Road that recharges electric vehicles' batteries

An electric truck on the world's first electrified road at Sweden's Stockholm Arlanda airport on Wednesday. Energy is transferred from two tracks of rail in the road through a movable arm attached to the bottom of the vehicle. When the vehicle stops,
An electric truck on the world's first electrified road at Sweden's Stockholm Arlanda airport on Wednesday. Energy is transferred from two tracks of rail in the road through a movable arm attached to the bottom of the vehicle. When the vehicle stops, the current is disconnected.PHOTO: AGENCE FRANCE-PRESSE

STOCKHOLM • Sweden has opened the world's first electrified road that recharges the batteries of vehicles driving on it.

About 2km of electric rail has been embedded in a public road near Stockholm and the government's roads agency has drafted a map for future expansion, reported The Guardian.

Sweden has set a target of reducing greenhouse gas emissions in the transport sector by 70 per cent by 2030.

The road, which links Stockholm Arlanda airport to a logistics site outside the capital, is divided into 50m sections with an individual section powered only when a vehicle is above it.

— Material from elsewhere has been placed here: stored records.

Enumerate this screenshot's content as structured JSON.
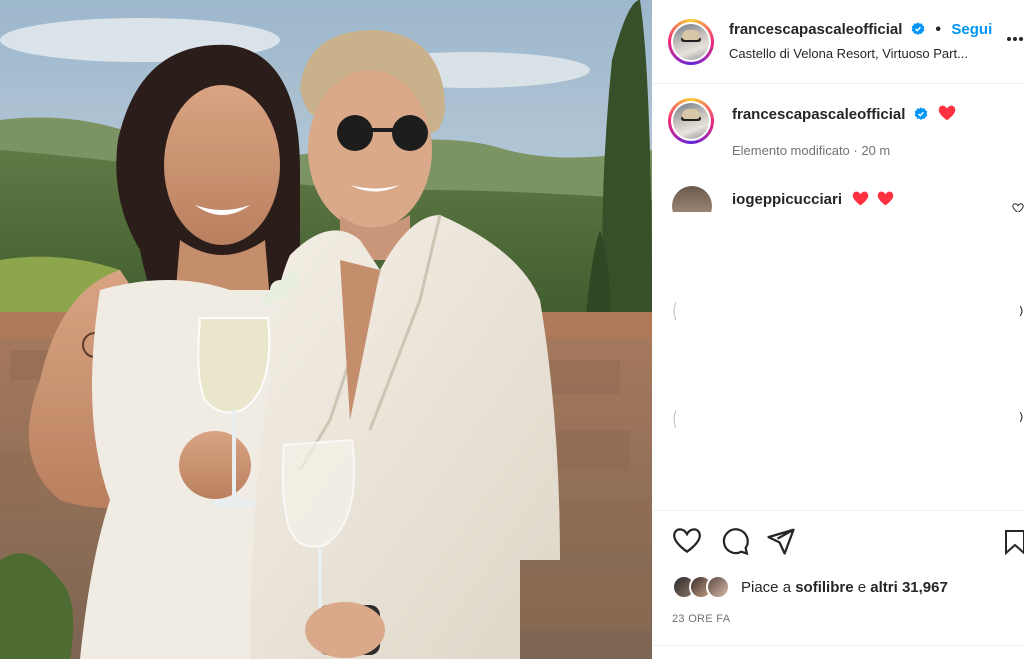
{
  "post": {
    "username": "francescapascaleofficial",
    "follow_label": "Segui",
    "location": "Castello di Velona Resort, Virtuoso Part...",
    "more_label": "⋮",
    "dot": "•"
  },
  "caption": {
    "username": "francescapascaleofficial",
    "meta": "Elemento modificato · 20 m"
  },
  "comment": {
    "username": "iogeppicucciari"
  },
  "likes": {
    "prefix": "Piace a",
    "user": "sofilibre",
    "conj": "e",
    "others": "altri 31,967"
  },
  "timestamp": "23 ORE FA",
  "colors": {
    "accent": "#0095f6",
    "heart": "#ff3040",
    "verified": "#0095f6",
    "muted": "#737373"
  },
  "icons": [
    "verified-icon",
    "heart-icon",
    "comment-icon",
    "share-icon",
    "save-icon",
    "more-icon"
  ]
}
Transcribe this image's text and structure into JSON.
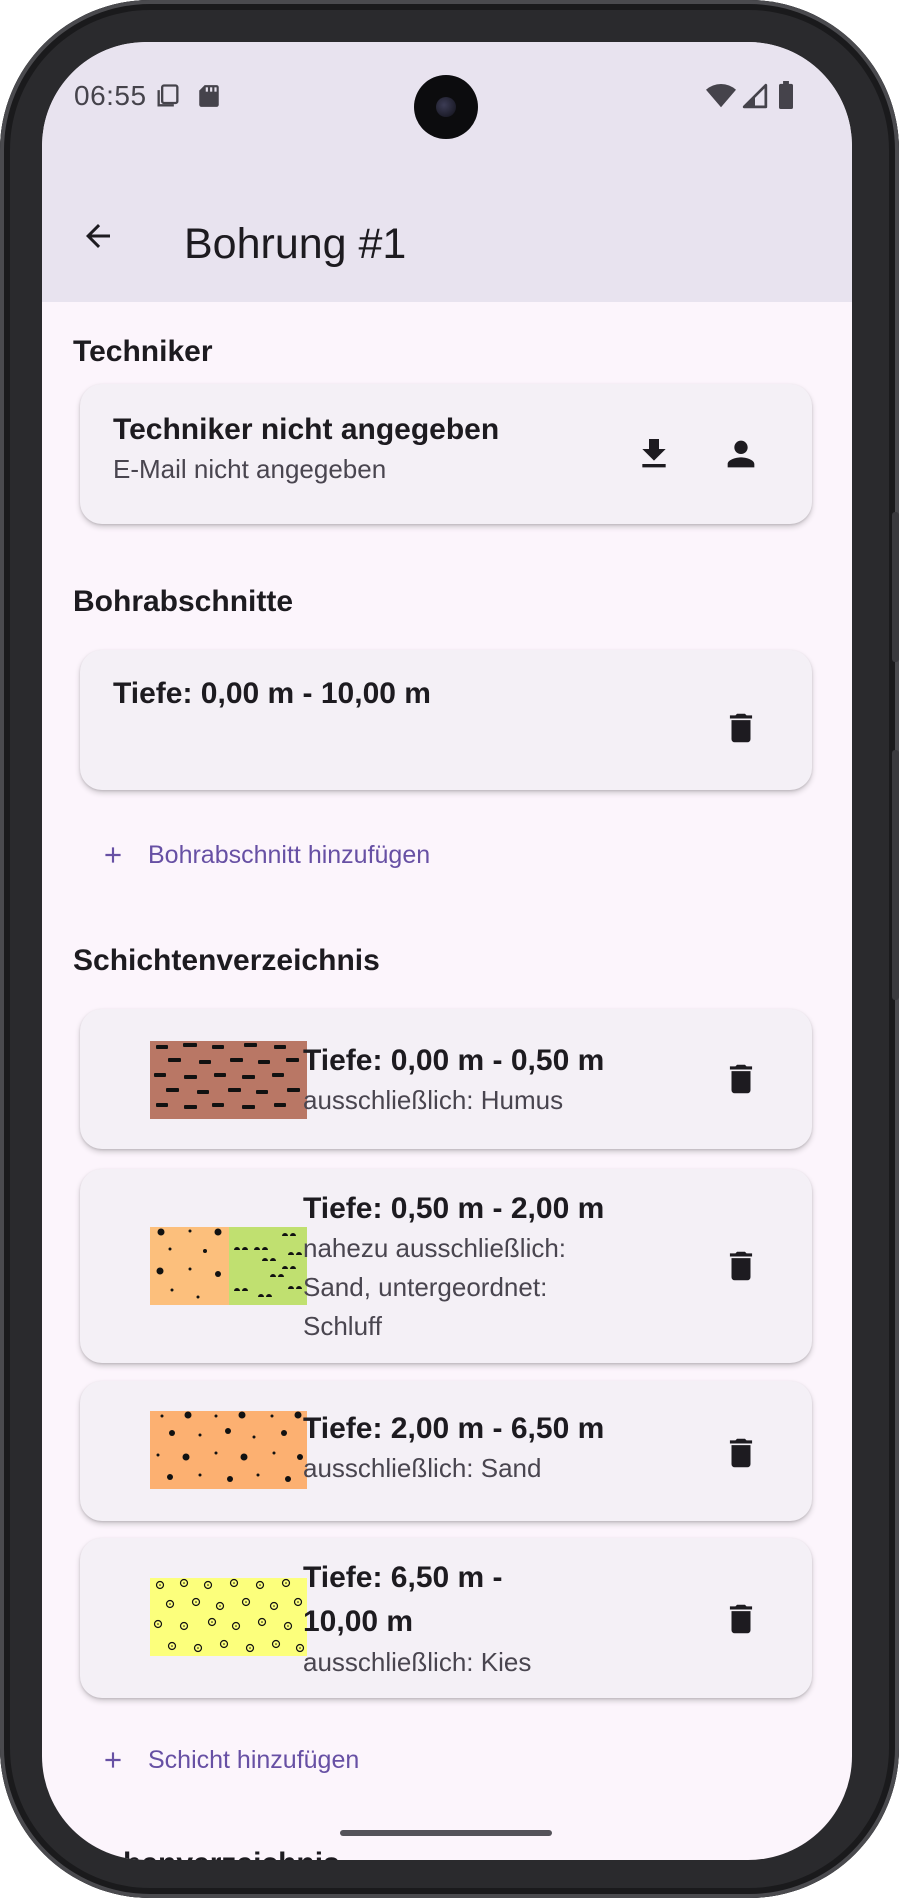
{
  "status_bar": {
    "time": "06:55",
    "left_icons": [
      "screen-record-icon",
      "sd-card-icon"
    ],
    "right_icons": [
      "wifi-icon",
      "signal-icon",
      "battery-icon"
    ]
  },
  "app_bar": {
    "title": "Bohrung #1",
    "back_icon": "arrow-back-icon"
  },
  "techniker": {
    "section_title": "Techniker",
    "name": "Techniker nicht angegeben",
    "email": "E-Mail nicht angegeben",
    "actions": [
      "download-icon",
      "person-icon"
    ]
  },
  "bohrabschnitte": {
    "section_title": "Bohrabschnitte",
    "items": [
      {
        "depth": "Tiefe: 0,00 m - 10,00 m"
      }
    ],
    "add_label": "Bohrabschnitt hinzufügen"
  },
  "schichtenverzeichnis": {
    "section_title": "Schichtenverzeichnis",
    "layers": [
      {
        "depth": "Tiefe: 0,00 m - 0,50 m",
        "desc": "ausschließlich: Humus",
        "pattern": "humus",
        "color": "#b97765"
      },
      {
        "depth": "Tiefe: 0,50 m - 2,00 m",
        "desc": "nahezu ausschließlich: Sand, untergeordnet: Schluff",
        "pattern": "sand-schluff",
        "color": "#fcbf7c"
      },
      {
        "depth": "Tiefe: 2,00 m - 6,50 m",
        "desc": "ausschließlich: Sand",
        "pattern": "sand",
        "color": "#fcb071"
      },
      {
        "depth": "Tiefe: 6,50 m - 10,00 m",
        "desc": "ausschließlich: Kies",
        "pattern": "kies",
        "color": "#fcff7c"
      }
    ],
    "add_label": "Schicht hinzufügen"
  },
  "probenverzeichnis": {
    "section_title": "Probenverzeichnis"
  },
  "colors": {
    "accent": "#6750a4",
    "appbar_bg": "#e8e3ef",
    "card_bg": "#f4f0f6",
    "page_bg": "#fcf5fc",
    "schluff_green": "#c0e070"
  }
}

Energy is transferred from two tracks of rail in the road through a movable arm attached to the bottom of a vehicle. When the vehicle stops, the current is disconnected.

The technology aims to solve the thorny problems of keeping electric vehicles charged and the manufacture of their batteries affordable, said The Guardian.

A former diesel-fuelled truck owned by the logistics firm, PostNord, was the first to use the road.

Mr Hans Sall, chief executive of the eRoadArlanda consortium behind the project, said both current vehicles and roadways could be adapted to take advantage of the technology. He said there are roughly half a million kilometres of roadway in Sweden, of which 20,000km are highways.

"If we electrify 20,000km of highways, that will definitely be enough," he was quoted as saying.

"The distance between two highways is never more than 45km and electric cars can already travel that distance without needing to be recharged. Some believe it would be enough to electrify 5,000km."

At a cost of €1 million (S$1.6 million) per kilometre, the cost of electrification is said to be 50 times lower than that required to construct an urban tram line.

Mr Sall said: "There is no electricity on the surface. There are two tracks, just like an outlet in the wall. Five or six centimetres down is where the electricity is. But if you flood the road with saltwater, then we have found that the electricity level at the surface is just one volt. You could walk on it barefoot."

The Swedish government, represented by a minister at the formal inauguration of the electrified road on Wednesday, is in talks with Berlin about a future network.

In 2016, a 2km stretch of motorway in Sweden was adapted with similar technology but through overhead power lines.

A version of this article appeared in the print edition of The Straits Times on April 13, 2018, with the headline 'Road that recharges electric vehicles' batteries'. Print Edition | Subscribe